"1. Each of the Allied and Associated Powers shall have the right to seize, retain, liquidate or take any other action with respect to all property, rights and interests which at the coming into force of the present Treaty are within its territory and belong to Hungary or to Hungarian nationals, and to apply such property or the proceeds thereof to such purposes as it may desire, within the limits of its claims and those of its nationals against Hungary or Hungarian nationals, including debts, other than claims fully satisfied under other Articles of the present Treaty. All Hungarian property, or the proceeds thereof, in excess of the amount of such claims, shall be returned.

"2. The liquidation and disposition of Hungarian property shall be carried out in accordance with the law of the Allied or Associated Power concerned. The Hungarian owner shall have no rights with respect to such property except those which may be given him by that law."

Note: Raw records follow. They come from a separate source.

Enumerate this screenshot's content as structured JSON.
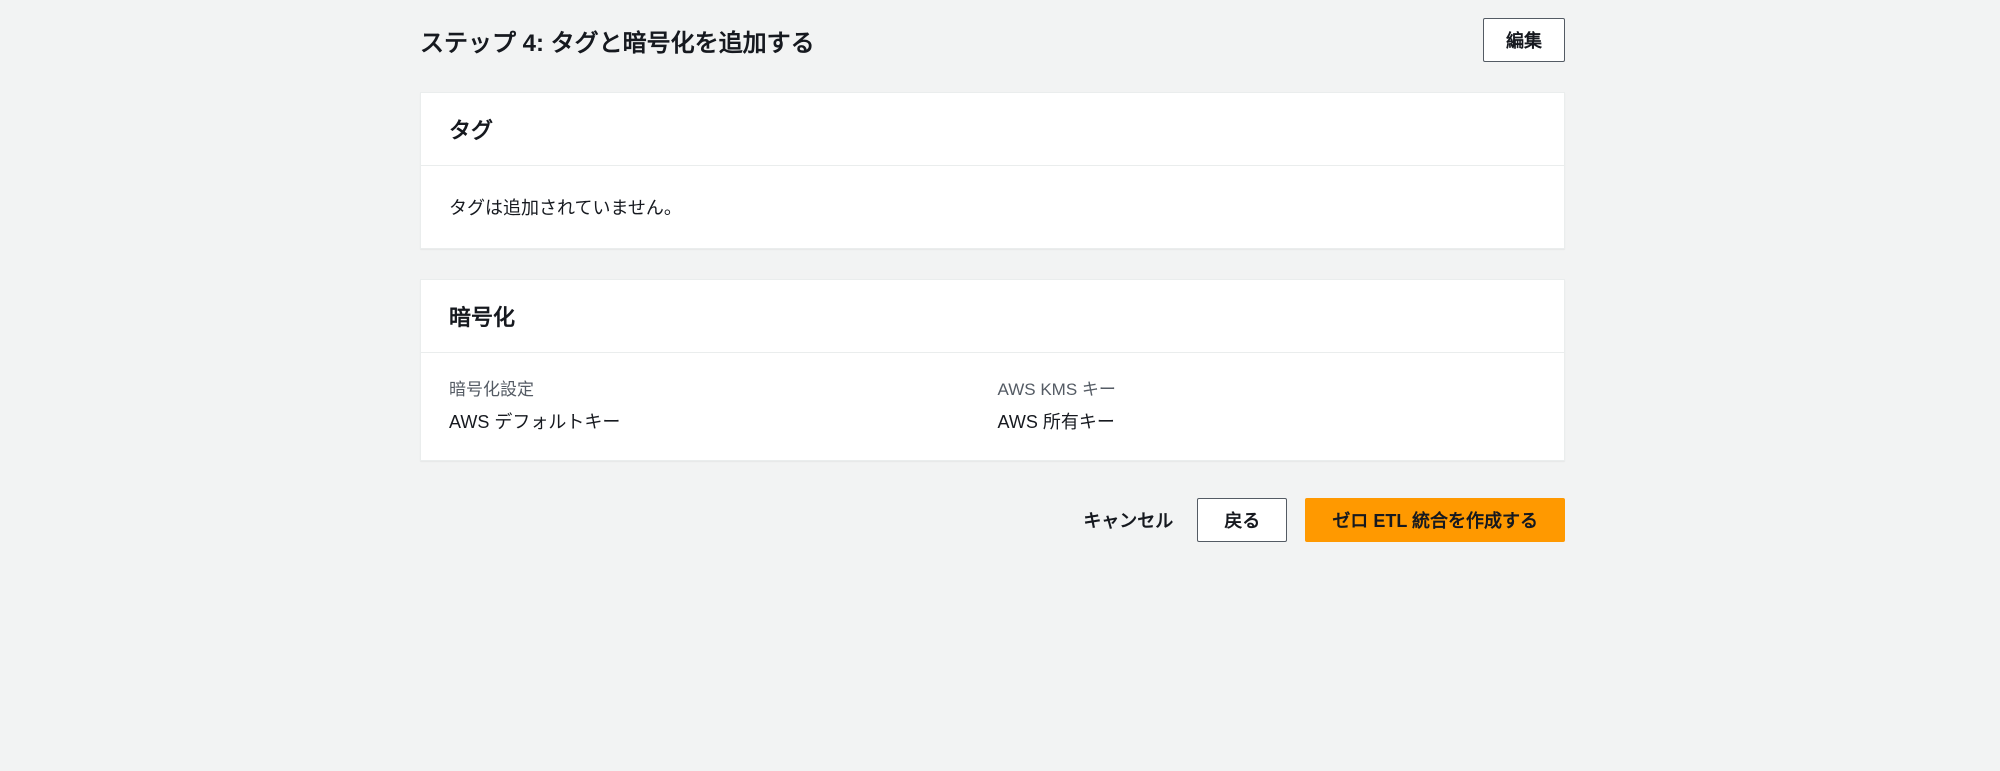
{
  "step": {
    "title": "ステップ 4: タグと暗号化を追加する",
    "edit_label": "編集"
  },
  "tags_panel": {
    "title": "タグ",
    "empty_text": "タグは追加されていません。"
  },
  "encryption_panel": {
    "title": "暗号化",
    "fields": [
      {
        "label": "暗号化設定",
        "value": "AWS デフォルトキー"
      },
      {
        "label": "AWS KMS キー",
        "value": "AWS 所有キー"
      }
    ]
  },
  "footer": {
    "cancel": "キャンセル",
    "back": "戻る",
    "create": "ゼロ ETL 統合を作成する"
  }
}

6. We quote the following from one of the affidavits filed by the Attorney General in support of his motion for summary judgment:

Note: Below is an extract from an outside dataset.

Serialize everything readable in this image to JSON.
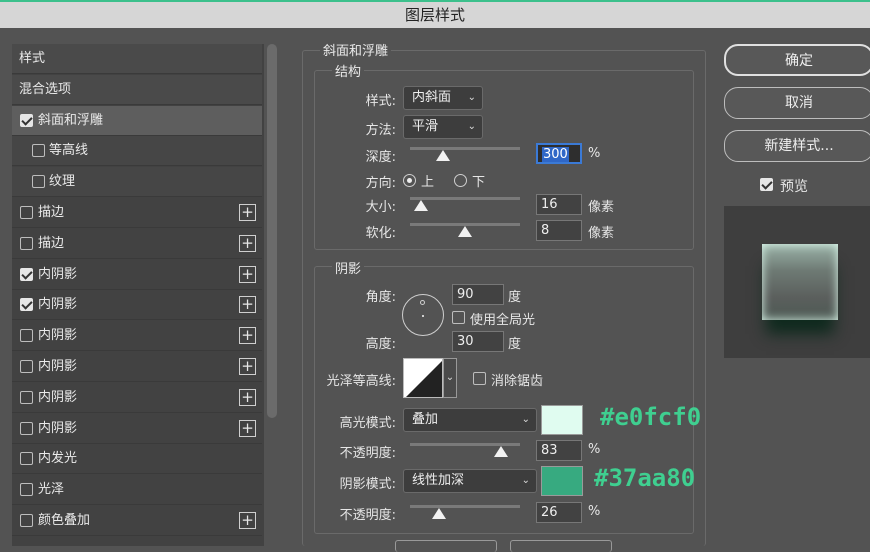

"According to the information available to the Department of State the claims of Americans against Hungary, including war damage claims, debts, and nationalization claims, far exceed in amount the value of the Hungarian assets now `blocked' under Executive Order No. 8389, as amended, so that the interpretation and application of Article 29 of the Treaty presents a problem in equitable distribution or allocation. Thus, there is a problem of a difference of treatment for different categories of creditors, dependent on the time of presenting claim, as well as the relative priorities to be established between creditors on the one hand and claimants for war damage and nationalization on the other hand, either generally or for particular situations. In addition, there is the question of what assets should be vested and whether there should be a difference of treatment dependent on whether the assets are owned by the Hungarian Government or private individuals and, if by the latter, whether any difference of treatment should be accorded dependent on the presence of the individual outside of Hungary and his political attitudes."

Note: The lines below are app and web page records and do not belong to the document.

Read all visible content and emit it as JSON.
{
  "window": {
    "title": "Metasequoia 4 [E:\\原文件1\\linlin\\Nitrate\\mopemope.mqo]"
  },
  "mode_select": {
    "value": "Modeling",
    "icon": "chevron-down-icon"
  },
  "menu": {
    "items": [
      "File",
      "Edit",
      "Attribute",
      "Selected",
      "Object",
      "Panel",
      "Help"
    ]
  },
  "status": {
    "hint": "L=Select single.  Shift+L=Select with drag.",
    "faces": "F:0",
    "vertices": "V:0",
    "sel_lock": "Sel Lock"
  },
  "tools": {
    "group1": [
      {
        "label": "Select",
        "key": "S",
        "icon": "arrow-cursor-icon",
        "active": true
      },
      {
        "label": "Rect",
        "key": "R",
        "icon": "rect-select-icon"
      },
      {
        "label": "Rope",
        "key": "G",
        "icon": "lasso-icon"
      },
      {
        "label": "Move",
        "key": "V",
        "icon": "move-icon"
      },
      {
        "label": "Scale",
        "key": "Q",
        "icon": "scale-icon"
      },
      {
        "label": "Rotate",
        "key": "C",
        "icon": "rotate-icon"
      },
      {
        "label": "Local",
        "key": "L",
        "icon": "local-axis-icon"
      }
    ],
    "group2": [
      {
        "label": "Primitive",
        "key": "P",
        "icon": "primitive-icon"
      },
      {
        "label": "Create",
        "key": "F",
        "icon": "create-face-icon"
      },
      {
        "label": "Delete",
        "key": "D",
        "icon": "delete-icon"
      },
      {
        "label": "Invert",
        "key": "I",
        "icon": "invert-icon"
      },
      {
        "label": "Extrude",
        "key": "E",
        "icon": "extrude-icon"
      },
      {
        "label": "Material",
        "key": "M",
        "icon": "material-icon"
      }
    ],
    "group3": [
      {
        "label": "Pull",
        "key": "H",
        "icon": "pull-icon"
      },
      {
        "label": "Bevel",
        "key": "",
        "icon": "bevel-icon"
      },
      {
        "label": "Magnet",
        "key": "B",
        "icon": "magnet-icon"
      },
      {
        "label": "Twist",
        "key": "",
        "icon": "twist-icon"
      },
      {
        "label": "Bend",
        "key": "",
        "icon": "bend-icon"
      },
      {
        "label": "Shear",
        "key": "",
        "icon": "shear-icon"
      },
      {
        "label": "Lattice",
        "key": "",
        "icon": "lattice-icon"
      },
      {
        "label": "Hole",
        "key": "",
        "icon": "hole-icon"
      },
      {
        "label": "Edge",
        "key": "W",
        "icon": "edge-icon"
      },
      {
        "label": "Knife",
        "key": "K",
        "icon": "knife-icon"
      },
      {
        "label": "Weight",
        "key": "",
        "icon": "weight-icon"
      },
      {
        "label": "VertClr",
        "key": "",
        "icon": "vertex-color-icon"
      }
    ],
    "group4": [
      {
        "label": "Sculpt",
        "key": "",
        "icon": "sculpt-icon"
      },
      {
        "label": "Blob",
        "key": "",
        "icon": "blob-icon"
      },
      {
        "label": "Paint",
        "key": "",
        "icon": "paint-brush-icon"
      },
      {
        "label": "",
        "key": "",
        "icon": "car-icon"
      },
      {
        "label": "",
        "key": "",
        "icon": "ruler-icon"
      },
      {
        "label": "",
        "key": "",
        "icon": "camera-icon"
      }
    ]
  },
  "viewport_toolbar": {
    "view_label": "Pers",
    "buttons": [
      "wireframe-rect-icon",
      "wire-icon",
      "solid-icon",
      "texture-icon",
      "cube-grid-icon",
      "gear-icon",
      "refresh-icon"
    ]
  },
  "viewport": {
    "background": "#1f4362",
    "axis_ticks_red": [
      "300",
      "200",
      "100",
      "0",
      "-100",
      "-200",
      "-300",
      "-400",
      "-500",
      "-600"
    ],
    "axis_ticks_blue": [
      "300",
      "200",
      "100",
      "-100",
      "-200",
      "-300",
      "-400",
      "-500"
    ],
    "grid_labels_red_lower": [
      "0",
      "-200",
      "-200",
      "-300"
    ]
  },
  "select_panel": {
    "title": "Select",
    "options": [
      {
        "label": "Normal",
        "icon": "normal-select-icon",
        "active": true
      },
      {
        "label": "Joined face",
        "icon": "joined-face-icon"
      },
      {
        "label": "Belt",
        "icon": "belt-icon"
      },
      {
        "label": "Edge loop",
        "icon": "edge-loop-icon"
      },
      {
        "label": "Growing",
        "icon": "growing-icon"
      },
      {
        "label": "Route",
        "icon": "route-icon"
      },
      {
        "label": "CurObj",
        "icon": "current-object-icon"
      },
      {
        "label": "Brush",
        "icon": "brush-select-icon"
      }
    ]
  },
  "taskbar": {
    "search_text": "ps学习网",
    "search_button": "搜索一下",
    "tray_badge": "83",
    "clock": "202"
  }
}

7. The portion of § 7(b) regarded by the appellant as pertinent is the following:

"Nothing in this Act * * * shall be deemed to prevent payment of money belonging or owing to an enemy or ally of enemy to a person within the United States not an enemy or ally of enemy, for the benefit of such person or of any other person within the United States, not an enemy or ally of enemy, if the funds so paid shall have been received prior to the beginning of the war and such payments arise out of transactions entered into prior to the beginning of the war, and not in contemplation thereof: Provided, That such payment shall not be made without the license of the President, general or special, as provided in this Act * * *."

8. Orvis v. Brownell, 1953, 345 U.S. 183, at page 189, 73 S.Ct. 596, at page 599. The opinion concludes thus:

"Petitioners by their unlicensed attachment could obtain no `interest, right, or title' in this fund recoverable against the Custodian. He may proceed to administer the vested assets according to § 34 of the Act and to consider petitioners' claim and its status thereunder, subject to the review therein provided. The suit under § 9(a), however, must fail."

9. The Attorney General is simply acting as the President's representative — his "voice and conscience." Cf. Ludecke v. Watkins, 1948, 335 U.S. 160, 165-166, 68 S.Ct. 1429, 1432, 92 L.Ed. 881.